Scan the entries below, and for each line that includes the word "geral", make a copy.

Dataset rows describing interfaces
* * * *
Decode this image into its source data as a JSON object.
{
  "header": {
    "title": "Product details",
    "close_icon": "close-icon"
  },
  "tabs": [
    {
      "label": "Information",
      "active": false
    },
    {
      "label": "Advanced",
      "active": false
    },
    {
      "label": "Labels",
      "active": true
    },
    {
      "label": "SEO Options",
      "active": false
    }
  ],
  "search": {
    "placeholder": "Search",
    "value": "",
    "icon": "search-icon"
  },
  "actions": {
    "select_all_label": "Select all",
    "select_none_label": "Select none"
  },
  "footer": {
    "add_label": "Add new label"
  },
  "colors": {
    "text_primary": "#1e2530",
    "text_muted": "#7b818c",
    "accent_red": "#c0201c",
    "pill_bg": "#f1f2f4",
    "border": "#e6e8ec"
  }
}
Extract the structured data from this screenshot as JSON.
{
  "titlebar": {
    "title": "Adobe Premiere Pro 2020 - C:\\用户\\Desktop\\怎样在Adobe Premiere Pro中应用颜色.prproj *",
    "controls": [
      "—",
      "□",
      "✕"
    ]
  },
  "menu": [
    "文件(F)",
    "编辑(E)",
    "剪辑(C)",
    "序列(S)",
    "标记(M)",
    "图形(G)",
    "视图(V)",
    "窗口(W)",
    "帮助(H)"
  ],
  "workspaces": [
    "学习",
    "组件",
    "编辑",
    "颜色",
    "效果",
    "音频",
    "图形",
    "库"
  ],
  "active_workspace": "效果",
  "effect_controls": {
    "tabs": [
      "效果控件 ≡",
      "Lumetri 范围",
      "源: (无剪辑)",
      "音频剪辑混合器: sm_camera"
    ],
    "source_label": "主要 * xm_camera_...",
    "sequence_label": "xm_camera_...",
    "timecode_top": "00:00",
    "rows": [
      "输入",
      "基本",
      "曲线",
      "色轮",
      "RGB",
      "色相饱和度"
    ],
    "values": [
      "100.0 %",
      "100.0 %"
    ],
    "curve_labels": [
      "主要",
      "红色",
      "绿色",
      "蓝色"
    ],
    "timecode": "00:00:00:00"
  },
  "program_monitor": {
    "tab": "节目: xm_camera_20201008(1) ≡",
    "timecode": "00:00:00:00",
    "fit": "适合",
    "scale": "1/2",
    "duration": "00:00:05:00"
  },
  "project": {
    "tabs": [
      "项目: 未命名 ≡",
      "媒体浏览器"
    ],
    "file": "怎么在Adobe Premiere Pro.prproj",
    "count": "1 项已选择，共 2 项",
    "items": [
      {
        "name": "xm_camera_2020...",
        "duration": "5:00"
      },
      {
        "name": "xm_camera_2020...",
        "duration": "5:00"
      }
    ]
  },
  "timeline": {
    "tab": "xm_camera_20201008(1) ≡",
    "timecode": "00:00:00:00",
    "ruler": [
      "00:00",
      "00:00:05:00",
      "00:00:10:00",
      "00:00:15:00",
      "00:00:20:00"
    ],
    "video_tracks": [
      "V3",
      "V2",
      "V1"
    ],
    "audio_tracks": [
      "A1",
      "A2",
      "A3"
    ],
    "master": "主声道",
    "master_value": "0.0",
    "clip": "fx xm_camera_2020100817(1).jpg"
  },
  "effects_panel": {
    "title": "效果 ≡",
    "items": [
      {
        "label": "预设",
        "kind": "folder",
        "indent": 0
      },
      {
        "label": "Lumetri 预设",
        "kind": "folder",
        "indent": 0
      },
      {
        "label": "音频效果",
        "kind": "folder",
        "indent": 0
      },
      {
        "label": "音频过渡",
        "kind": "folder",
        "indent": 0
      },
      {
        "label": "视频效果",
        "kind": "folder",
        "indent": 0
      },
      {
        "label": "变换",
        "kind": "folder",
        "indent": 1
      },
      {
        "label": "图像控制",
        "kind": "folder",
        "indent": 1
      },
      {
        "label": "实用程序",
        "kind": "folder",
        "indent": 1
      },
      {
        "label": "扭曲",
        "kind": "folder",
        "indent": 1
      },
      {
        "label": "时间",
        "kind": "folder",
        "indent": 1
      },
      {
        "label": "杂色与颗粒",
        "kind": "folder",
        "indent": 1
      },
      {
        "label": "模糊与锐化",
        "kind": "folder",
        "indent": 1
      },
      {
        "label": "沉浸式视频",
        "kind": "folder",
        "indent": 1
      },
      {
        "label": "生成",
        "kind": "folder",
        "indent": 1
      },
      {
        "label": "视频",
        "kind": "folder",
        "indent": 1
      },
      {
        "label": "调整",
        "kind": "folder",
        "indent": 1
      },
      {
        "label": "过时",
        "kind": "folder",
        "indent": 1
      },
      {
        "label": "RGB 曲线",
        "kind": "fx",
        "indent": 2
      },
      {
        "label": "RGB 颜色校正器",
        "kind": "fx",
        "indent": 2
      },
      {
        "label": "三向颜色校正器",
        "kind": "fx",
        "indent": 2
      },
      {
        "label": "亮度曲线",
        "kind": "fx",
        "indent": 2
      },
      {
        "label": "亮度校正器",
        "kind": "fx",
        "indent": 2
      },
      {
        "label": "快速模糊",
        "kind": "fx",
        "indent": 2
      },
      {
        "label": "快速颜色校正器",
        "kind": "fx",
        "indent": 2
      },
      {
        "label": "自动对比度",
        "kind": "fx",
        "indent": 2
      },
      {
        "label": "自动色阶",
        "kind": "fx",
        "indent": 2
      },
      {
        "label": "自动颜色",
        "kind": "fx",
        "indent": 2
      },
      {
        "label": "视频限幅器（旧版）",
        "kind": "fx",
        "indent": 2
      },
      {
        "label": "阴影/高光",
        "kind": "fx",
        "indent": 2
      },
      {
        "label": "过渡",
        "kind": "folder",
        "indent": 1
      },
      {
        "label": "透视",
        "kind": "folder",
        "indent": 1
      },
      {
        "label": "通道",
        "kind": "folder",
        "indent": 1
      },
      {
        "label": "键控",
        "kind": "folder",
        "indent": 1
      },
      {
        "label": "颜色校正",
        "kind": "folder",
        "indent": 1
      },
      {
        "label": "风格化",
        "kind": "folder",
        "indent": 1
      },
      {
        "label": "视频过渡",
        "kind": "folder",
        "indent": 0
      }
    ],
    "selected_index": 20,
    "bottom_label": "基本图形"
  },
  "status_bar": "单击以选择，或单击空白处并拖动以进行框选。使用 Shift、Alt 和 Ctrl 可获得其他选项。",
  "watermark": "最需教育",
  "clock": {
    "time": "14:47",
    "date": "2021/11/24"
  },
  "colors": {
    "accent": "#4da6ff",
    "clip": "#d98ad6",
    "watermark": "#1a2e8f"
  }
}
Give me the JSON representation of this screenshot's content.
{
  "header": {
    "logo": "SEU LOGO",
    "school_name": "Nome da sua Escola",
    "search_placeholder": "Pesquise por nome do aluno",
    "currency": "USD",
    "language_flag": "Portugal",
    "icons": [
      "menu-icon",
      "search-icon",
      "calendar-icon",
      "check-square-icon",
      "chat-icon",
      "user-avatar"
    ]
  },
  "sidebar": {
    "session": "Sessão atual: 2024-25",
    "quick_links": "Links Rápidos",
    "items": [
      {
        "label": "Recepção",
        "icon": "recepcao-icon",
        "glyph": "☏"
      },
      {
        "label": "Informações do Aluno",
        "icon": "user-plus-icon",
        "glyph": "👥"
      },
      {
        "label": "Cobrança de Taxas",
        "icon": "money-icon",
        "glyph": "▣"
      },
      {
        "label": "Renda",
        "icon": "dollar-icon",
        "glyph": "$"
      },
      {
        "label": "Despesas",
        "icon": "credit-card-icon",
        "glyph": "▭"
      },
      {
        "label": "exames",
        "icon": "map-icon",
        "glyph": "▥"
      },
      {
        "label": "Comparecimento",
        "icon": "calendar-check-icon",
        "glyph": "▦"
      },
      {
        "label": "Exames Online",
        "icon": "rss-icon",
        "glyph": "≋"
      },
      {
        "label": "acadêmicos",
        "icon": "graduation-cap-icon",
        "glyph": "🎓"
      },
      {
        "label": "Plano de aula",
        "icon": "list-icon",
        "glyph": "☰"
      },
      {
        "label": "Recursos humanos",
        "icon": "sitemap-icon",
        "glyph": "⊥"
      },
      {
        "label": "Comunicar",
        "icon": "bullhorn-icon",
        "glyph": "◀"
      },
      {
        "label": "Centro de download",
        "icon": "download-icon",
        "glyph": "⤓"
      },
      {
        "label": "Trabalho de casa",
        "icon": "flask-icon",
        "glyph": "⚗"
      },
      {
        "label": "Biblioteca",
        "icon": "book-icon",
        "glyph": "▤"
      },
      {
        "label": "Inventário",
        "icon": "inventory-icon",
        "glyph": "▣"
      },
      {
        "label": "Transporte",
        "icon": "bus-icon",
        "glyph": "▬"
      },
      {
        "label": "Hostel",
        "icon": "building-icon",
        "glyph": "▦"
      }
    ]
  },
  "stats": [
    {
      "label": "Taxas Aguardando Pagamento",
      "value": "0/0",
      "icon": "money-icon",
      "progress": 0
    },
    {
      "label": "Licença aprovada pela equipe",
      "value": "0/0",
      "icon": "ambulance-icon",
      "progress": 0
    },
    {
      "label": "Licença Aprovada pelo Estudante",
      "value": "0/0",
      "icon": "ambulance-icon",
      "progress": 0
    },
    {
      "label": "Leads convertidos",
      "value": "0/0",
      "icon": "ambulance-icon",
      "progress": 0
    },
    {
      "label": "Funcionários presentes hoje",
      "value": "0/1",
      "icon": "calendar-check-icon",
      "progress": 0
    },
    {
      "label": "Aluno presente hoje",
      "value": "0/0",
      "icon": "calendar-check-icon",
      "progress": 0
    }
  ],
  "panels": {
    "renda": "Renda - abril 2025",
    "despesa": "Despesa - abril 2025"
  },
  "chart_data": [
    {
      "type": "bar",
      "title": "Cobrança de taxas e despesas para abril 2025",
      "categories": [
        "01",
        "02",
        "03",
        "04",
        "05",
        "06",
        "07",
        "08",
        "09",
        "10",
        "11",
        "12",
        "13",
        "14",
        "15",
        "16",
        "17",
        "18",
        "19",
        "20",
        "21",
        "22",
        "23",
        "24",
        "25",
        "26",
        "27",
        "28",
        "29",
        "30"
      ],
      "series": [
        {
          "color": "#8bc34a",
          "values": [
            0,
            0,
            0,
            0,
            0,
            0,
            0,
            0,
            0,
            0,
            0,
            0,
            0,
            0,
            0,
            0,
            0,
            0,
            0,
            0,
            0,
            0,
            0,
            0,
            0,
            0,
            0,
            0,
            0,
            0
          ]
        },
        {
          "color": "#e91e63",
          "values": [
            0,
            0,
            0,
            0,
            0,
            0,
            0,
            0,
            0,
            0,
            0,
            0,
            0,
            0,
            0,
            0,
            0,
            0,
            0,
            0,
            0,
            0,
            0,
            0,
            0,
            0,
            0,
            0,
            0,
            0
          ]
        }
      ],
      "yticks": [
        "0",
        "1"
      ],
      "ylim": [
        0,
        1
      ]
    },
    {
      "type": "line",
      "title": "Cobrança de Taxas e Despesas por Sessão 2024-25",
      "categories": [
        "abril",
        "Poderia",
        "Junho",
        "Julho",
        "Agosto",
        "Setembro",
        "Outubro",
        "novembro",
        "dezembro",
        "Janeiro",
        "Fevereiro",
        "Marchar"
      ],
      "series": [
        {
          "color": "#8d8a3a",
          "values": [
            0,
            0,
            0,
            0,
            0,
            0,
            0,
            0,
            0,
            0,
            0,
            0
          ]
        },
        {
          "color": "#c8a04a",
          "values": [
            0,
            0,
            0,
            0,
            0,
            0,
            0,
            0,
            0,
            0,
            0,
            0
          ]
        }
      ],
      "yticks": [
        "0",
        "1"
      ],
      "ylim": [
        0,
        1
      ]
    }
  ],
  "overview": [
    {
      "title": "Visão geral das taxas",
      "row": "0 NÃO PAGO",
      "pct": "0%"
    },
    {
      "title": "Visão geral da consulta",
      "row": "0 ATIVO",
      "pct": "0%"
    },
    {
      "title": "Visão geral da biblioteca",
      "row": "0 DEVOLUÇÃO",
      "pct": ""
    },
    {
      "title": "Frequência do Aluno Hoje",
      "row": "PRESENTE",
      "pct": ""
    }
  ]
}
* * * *
▶ **Exercise response**:
      "title": "Visão geral das taxas",
      "title": "Visão geral da consulta",
      "title": "Visão geral da biblioteca",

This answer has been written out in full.